the equation of zinc metal with silver
ions and might appear to be balanced. Why
not? We have zinc on one side, we have zinc
on the other. We have silver on one side,
we have silver on the other. But, note, the
number of electrons, in this particular case,
is not being made consistent. We have a positive
charge on one side, but we have two positive
charges on the other. This cannot be acceptable.
So, a balanced equation must also have charge
balance as well as mass balance.
As mentioned before, we can split the reaction
into two half reactions. So, let’s do that.
We will balance the RedOx reaction using the
oxidation number method.
So, we’ve see the previous equation and now,
it’s up to you to try and balance it. The
way in which we balance it is first, by assigning
oxidation number to all elements in the reaction,
bearing in mind that in the case of zinc,
we have a 2+ oxidation state and silver, we
can only have a 1+ oxidation state. Identify
the species that are being oxidised or reduced
and then compute the number of electrons lost
in the oxidation process and gained in the
reduction process, where necessary drawing
lines between the two pairs including the
number of electrons which have been lost and
the number of electrons being gained.
What we then do is multiply one or both reactions
so that both numbers match, using these factors
as balancing coefficients. And finally, balance
any other species that were not involved directly
in that electron exchange to ensure that we
have the correct numbers of each component
on either side of the reaction.
Now, let’s bring on to quantitative analysis.
Analytical chemistry, which is again one part
of this, deals with the determination of the
composition of materials, that is the analysis
of materials. What I’d like to draw your attention
to is gravimetric analysis.
Gravimetric analysis is a type of quantitative
analysis in which the amount of species in
the material is determined by converting the
species into a product that can be isolated
and weighed. There are many, many different
types of analytical methodology that are used,
not just in terms of inorganic chemistry,
but also in terms of organic chemistry. But,
that is really beyond our terms of reference
for this. Instead, in the context of... context
of molarity, I’d like us to discuss here how
you can determine the amount of something
which is in solution by precipitating it out
and then weighing it. Precipitation reactions
are often used in gravimetric analysis and
the precipitate from the reactions can then
be filtered, dried and weighed.
Consider for a moment the problem of determining
the amount of lead in a sample of drinking
water. If you add sodium sulphate to a sample
of soluble lead, maybe it’s a lead nitrate
or some such, it will precipitate out insoluble
lead sulphate as per the reaction here. Indeed,
many lead compounds, lead sulphate, lead chlorides
and oxides are not particularly soluble in
water and therefore, it is a useful reaction
to carry out when trying to precipitate out
those relatively insoluble transition metal
Sodium sulphate, shown here as Na2SO4, plus
iron gives sodium and iron and lead sulphate.

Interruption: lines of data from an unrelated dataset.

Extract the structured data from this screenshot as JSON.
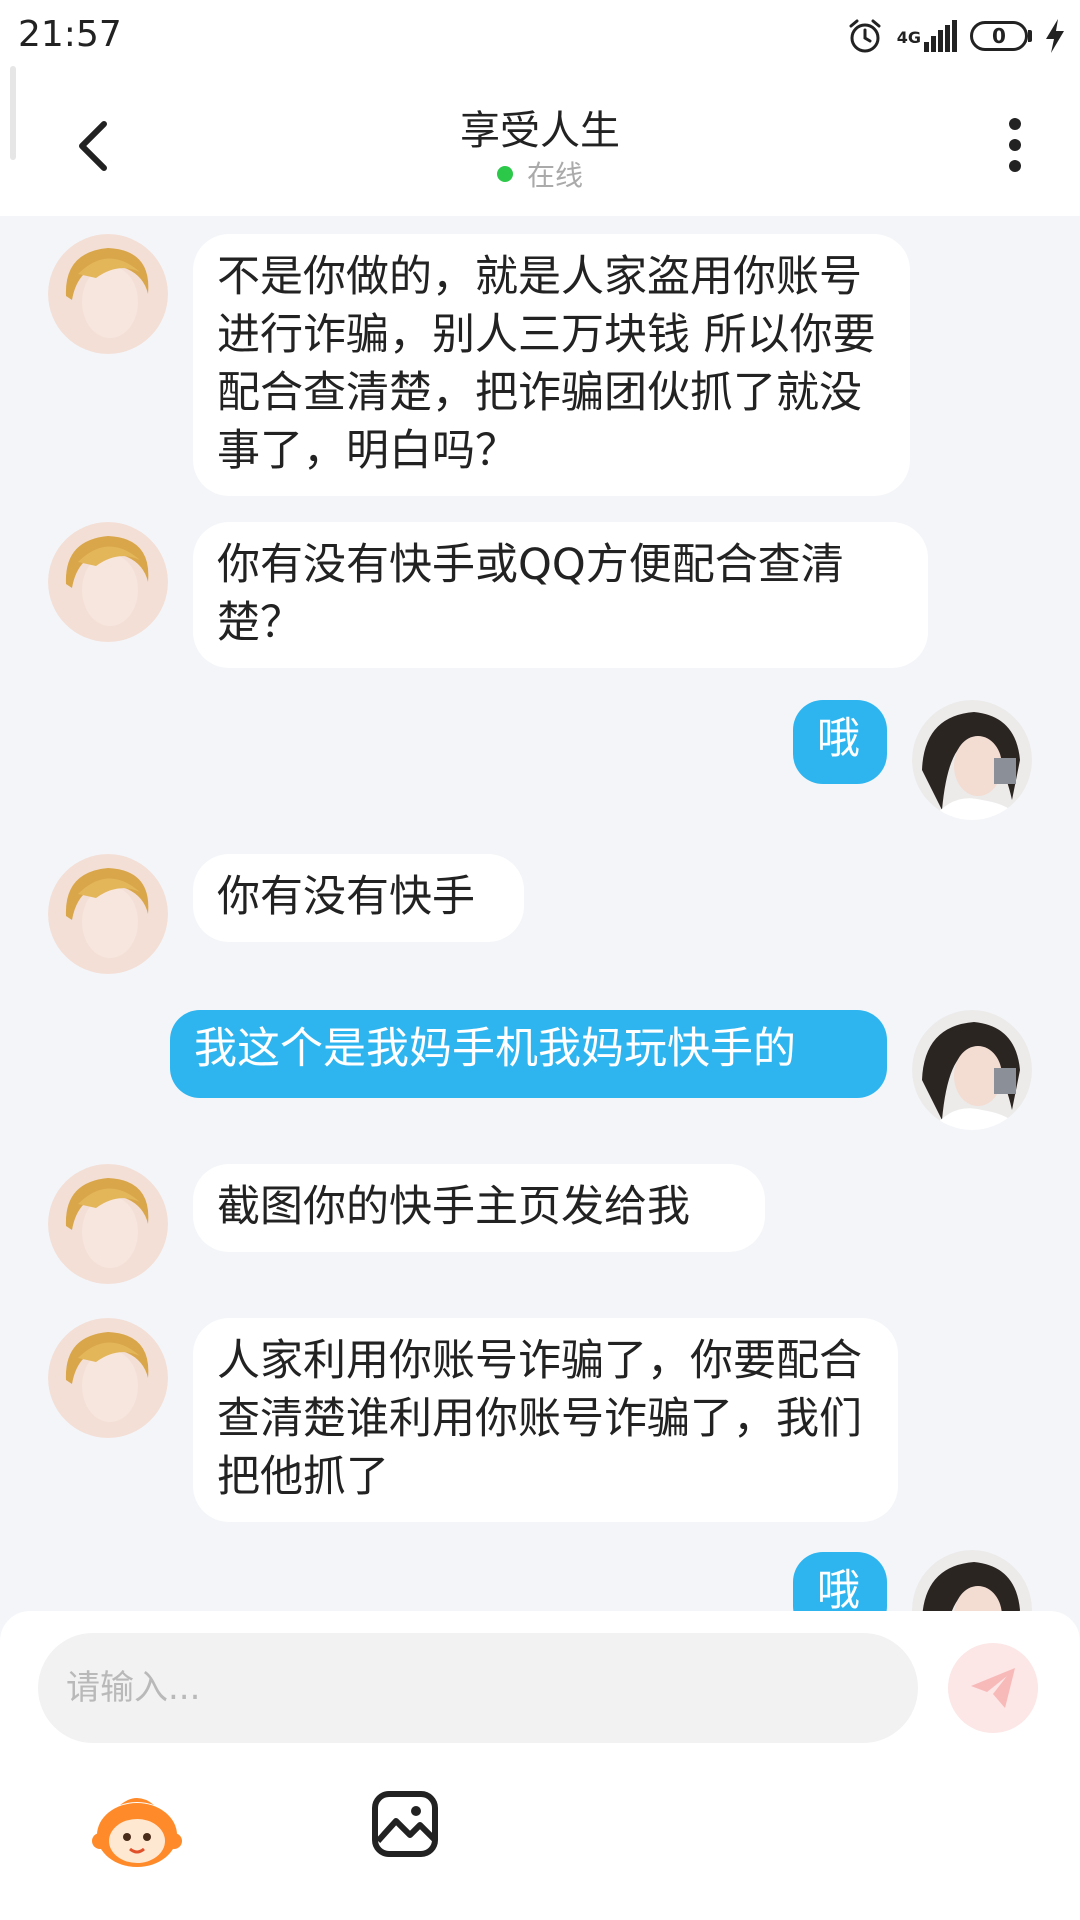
{
  "status_bar": {
    "time": "21:57",
    "network": "4G",
    "battery": "0"
  },
  "header": {
    "title": "享受人生",
    "status": "在线"
  },
  "messages": [
    {
      "side": "in",
      "text": "不是你做的，就是人家盗用你账号进行诈骗，别人三万块钱 所以你要配合查清楚，把诈骗团伙抓了就没事了，明白吗？"
    },
    {
      "side": "in",
      "text": "你有没有快手或QQ方便配合查清楚？"
    },
    {
      "side": "out",
      "text": "哦"
    },
    {
      "side": "in",
      "text": "你有没有快手"
    },
    {
      "side": "out",
      "text": "我这个是我妈手机我妈玩快手的"
    },
    {
      "side": "in",
      "text": "截图你的快手主页发给我"
    },
    {
      "side": "in",
      "text": "人家利用你账号诈骗了，你要配合查清楚谁利用你账号诈骗了，我们把他抓了"
    },
    {
      "side": "out",
      "text": "哦"
    }
  ],
  "composer": {
    "placeholder": "请输入..."
  },
  "colors": {
    "outgoing_bubble": "#2eb5f0",
    "incoming_bubble": "#ffffff",
    "online_dot": "#2cc84a",
    "send_button": "#fce6e6"
  },
  "icons": [
    "back-arrow-icon",
    "more-vertical-icon",
    "alarm-icon",
    "signal-icon",
    "battery-icon",
    "charging-icon",
    "send-icon",
    "emoji-mascot-icon",
    "image-icon"
  ]
}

Lead sulphate can then be filtered, dried
and weighed. It’s also important to bear in
mind, and I go back to what I was saying in
the previous module, the Pb, you may think,
doesn’t have any correlation to lead. It’s
actually derived from the Latin, Plumbum.
Hence, the name Pb as the chemical symbol